The first few trips out, I would double my normal kill count from 2 to 4. Then, I started having 6 kill days. Then 8. Because of the success that I was having, I made it a tradition to hunt each Friday afternoon of the season. As a result, I had days like this one: Squirrel Hunting 

I was taking less shots and getting more squirrels. Though most kills came at close range (again, quickly acquiring targets that I couldn't have done with another scope), I was also able to hit shots at far greater distances, even up to trees 50 yards away with a squirrel 20 yards up the tree, with a good rest. 
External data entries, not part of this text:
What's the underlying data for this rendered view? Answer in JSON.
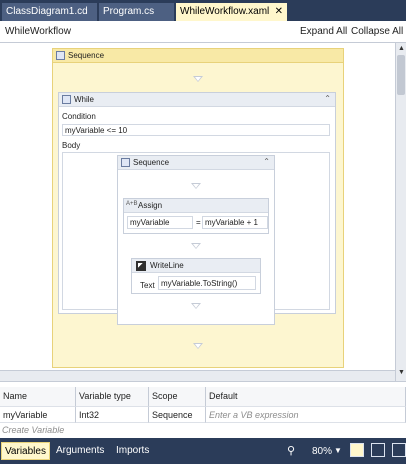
{
  "tabs": [
    {
      "label": "ClassDiagram1.cd"
    },
    {
      "label": "Program.cs"
    },
    {
      "label": "WhileWorkflow.xaml",
      "active": true
    }
  ],
  "header": {
    "title": "WhileWorkflow",
    "expand_all": "Expand All",
    "collapse_all": "Collapse All"
  },
  "designer": {
    "outer_sequence": {
      "title": "Sequence"
    },
    "while": {
      "title": "While",
      "condition_label": "Condition",
      "condition_value": "myVariable <= 10",
      "body_label": "Body"
    },
    "inner_sequence": {
      "title": "Sequence"
    },
    "assign": {
      "title": "Assign",
      "icon_text": "A+B",
      "left_value": "myVariable",
      "operator": "=",
      "right_value": "myVariable + 1"
    },
    "writeline": {
      "title": "WriteLine",
      "text_label": "Text",
      "text_value": "myVariable.ToString()"
    }
  },
  "variables_grid": {
    "columns": [
      "Name",
      "Variable type",
      "Scope",
      "Default"
    ],
    "rows": [
      {
        "name": "myVariable",
        "type": "Int32",
        "scope": "Sequence",
        "default_placeholder": "Enter a VB expression"
      }
    ],
    "create_label": "Create Variable"
  },
  "bottom_bar": {
    "tabs": [
      "Variables",
      "Arguments",
      "Imports"
    ],
    "zoom": "80%"
  },
  "icons": {
    "search": "magnifier-icon",
    "zoom_dropdown": "chevron-down-icon",
    "fit": "fit-to-screen-icon",
    "overview": "overview-icon"
  }
}
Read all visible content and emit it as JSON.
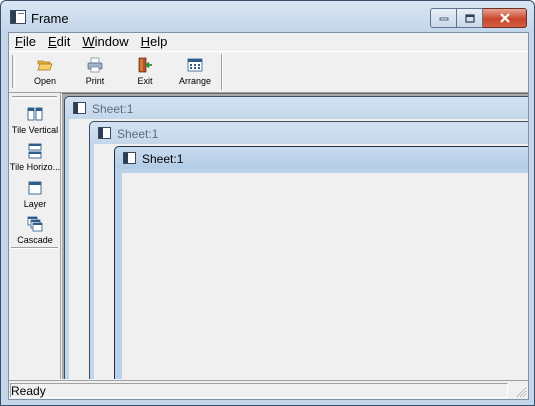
{
  "window": {
    "title": "Frame"
  },
  "menu": {
    "items": [
      {
        "label": "File",
        "u": "F",
        "rest": "ile"
      },
      {
        "label": "Edit",
        "u": "E",
        "rest": "dit"
      },
      {
        "label": "Window",
        "u": "W",
        "rest": "indow"
      },
      {
        "label": "Help",
        "u": "H",
        "rest": "elp"
      }
    ]
  },
  "toolbar": {
    "open_label": "Open",
    "print_label": "Print",
    "exit_label": "Exit",
    "arrange_label": "Arrange"
  },
  "sidebar": {
    "tile_vertical_label": "Tile Vertical",
    "tile_horizontal_label": "Tile Horizo...",
    "layer_label": "Layer",
    "cascade_label": "Cascade"
  },
  "children": [
    {
      "title": "Sheet:1"
    },
    {
      "title": "Sheet:1"
    },
    {
      "title": "Sheet:1"
    }
  ],
  "status": {
    "text": "Ready"
  },
  "colors": {
    "frame_blue": "#c4d7ea",
    "close_red": "#c9462c",
    "mdi_gray": "#a9a9a9"
  }
}
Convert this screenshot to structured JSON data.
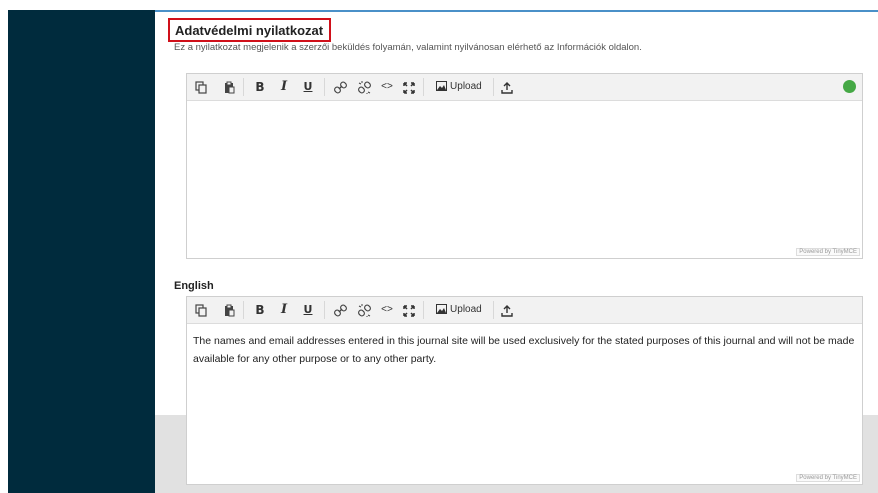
{
  "section": {
    "title": "Adatvédelmi nyilatkozat",
    "description": "Ez a nyilatkozat megjelenik a szerzői beküldés folyamán, valamint nyilvánosan elérhető az Információk oldalon."
  },
  "toolbar": {
    "items": [
      {
        "icon": "copy-icon"
      },
      {
        "icon": "paste-icon"
      },
      {
        "label": "B",
        "icon": "bold-icon"
      },
      {
        "label": "I",
        "icon": "italic-icon"
      },
      {
        "label": "U",
        "icon": "underline-icon"
      },
      {
        "icon": "link-icon"
      },
      {
        "icon": "unlink-icon"
      },
      {
        "label": "<>",
        "icon": "code-icon"
      },
      {
        "icon": "fullscreen-icon"
      },
      {
        "label": "Upload",
        "icon": "image-upload-icon"
      },
      {
        "icon": "upload-icon"
      }
    ],
    "upload_label": "Upload"
  },
  "editors": [
    {
      "language": "",
      "content": "",
      "status_color": "#45a845",
      "powered_by": "Powered by TinyMCE"
    },
    {
      "language": "English",
      "content": "The names and email addresses entered in this journal site will be used exclusively for the stated purposes of this journal and will not be made available for any other purpose or to any other party.",
      "powered_by": "Powered by TinyMCE"
    }
  ],
  "colors": {
    "sidebar": "#002b3d",
    "highlight_border": "#d0101a",
    "status_ok": "#45a845"
  }
}
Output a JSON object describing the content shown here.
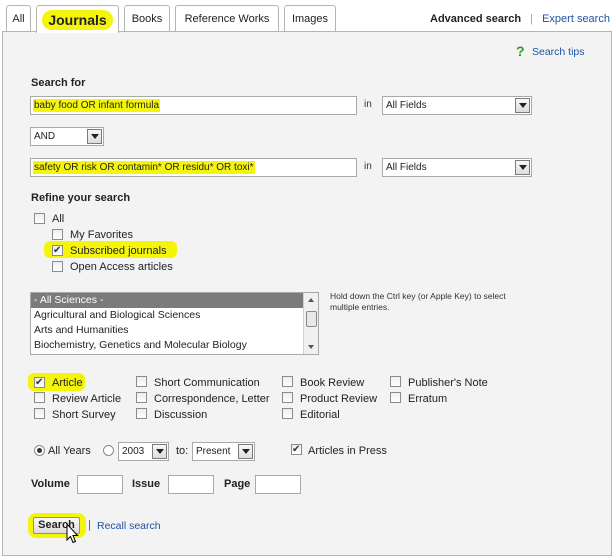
{
  "tabs": [
    {
      "label": "All"
    },
    {
      "label": "Journals",
      "active": true
    },
    {
      "label": "Books"
    },
    {
      "label": "Reference Works"
    },
    {
      "label": "Images"
    }
  ],
  "header": {
    "advanced_search": "Advanced search",
    "separator": "|",
    "expert_search": "Expert search",
    "search_tips": "Search tips"
  },
  "search_for": {
    "label": "Search for",
    "query1": "baby food OR infant formula",
    "in_label": "in",
    "field1": "All Fields",
    "operator": "AND",
    "query2": "safety OR risk OR contamin* OR residu* OR toxi*",
    "field2": "All Fields"
  },
  "refine": {
    "label": "Refine your search",
    "all": "All",
    "my_favorites": "My Favorites",
    "subscribed": "Subscribed journals",
    "open_access": "Open Access articles",
    "subject_options": [
      "- All Sciences -",
      "Agricultural and Biological Sciences",
      "Arts and Humanities",
      "Biochemistry, Genetics and Molecular Biology"
    ],
    "hint": "Hold down the Ctrl key (or Apple Key) to select multiple entries."
  },
  "doc_types": {
    "article": "Article",
    "short_communication": "Short Communication",
    "book_review": "Book Review",
    "publishers_note": "Publisher's Note",
    "review_article": "Review Article",
    "correspondence": "Correspondence, Letter",
    "product_review": "Product Review",
    "erratum": "Erratum",
    "short_survey": "Short Survey",
    "discussion": "Discussion",
    "editorial": "Editorial"
  },
  "years": {
    "all_years": "All Years",
    "from": "2003",
    "to_label": "to:",
    "to": "Present",
    "articles_in_press": "Articles in Press"
  },
  "citation": {
    "volume": "Volume",
    "issue": "Issue",
    "page": "Page"
  },
  "actions": {
    "search": "Search",
    "separator": "|",
    "recall": "Recall search"
  },
  "colors": {
    "highlight": "#f5f50a",
    "link": "#1f53a3",
    "panel": "#f3f3f3"
  }
}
The revelation really came when I started bringing friends. I would put them on the squirrels and let them use their own guns. However, each and everyone struggled. It took me awhile to figure out why. They were using the same cheap scopes I had been using. So, I would swap guns with them. That made all the difference. It was awesome seeing my friends find success.

However, my greatest success was getting my 5 year old hooked on hunting. No, he doesn't shoot, but being able to convert those long walks into kills made it worth it to him. Every time we go out, he knows we will get one, which is why he likes to go. 



Conclusion

Yes, the scope is probably 4 times as expensive as the scope on your current .22. And yes, but the time you add quality base and rings, you will have more invested than the gun itself. 

However, a gun, no matter how expensive, is only as good as the optics you use. In this case, you will be able to acquire and resolve a target easier, quicker, and with much greater accuracy. 

Sighting in this scope is painless, as the elevation and windage adjustments are very linear. 

The aperture is amazing and gathers light magnificently.

The scope is hearty enough to resist being knocked off. I have dropped my rifle several times without knocking the accuracy. 

The adjustable magnification makes it easy to go from a close range shot to a tree-topping shot. 

The scope has excellent precision. As I stated, it is nothing for me to shoot 20 times in a hunt and come home with 8 squirrels. 

I loved this scope so much that I bought a second one for my Marlin bolt action. However, it should be noted that you will need to buy a different set of rings, as the rail on the Marlin is much smaller. Here is a link to what you will need. 



This will be the best investment you can make in your varmint plinker. Don't hesitate on the price. Also, buy from Amazon as the chain stores want DOUBLE.

I give this a 5 Stars out of 5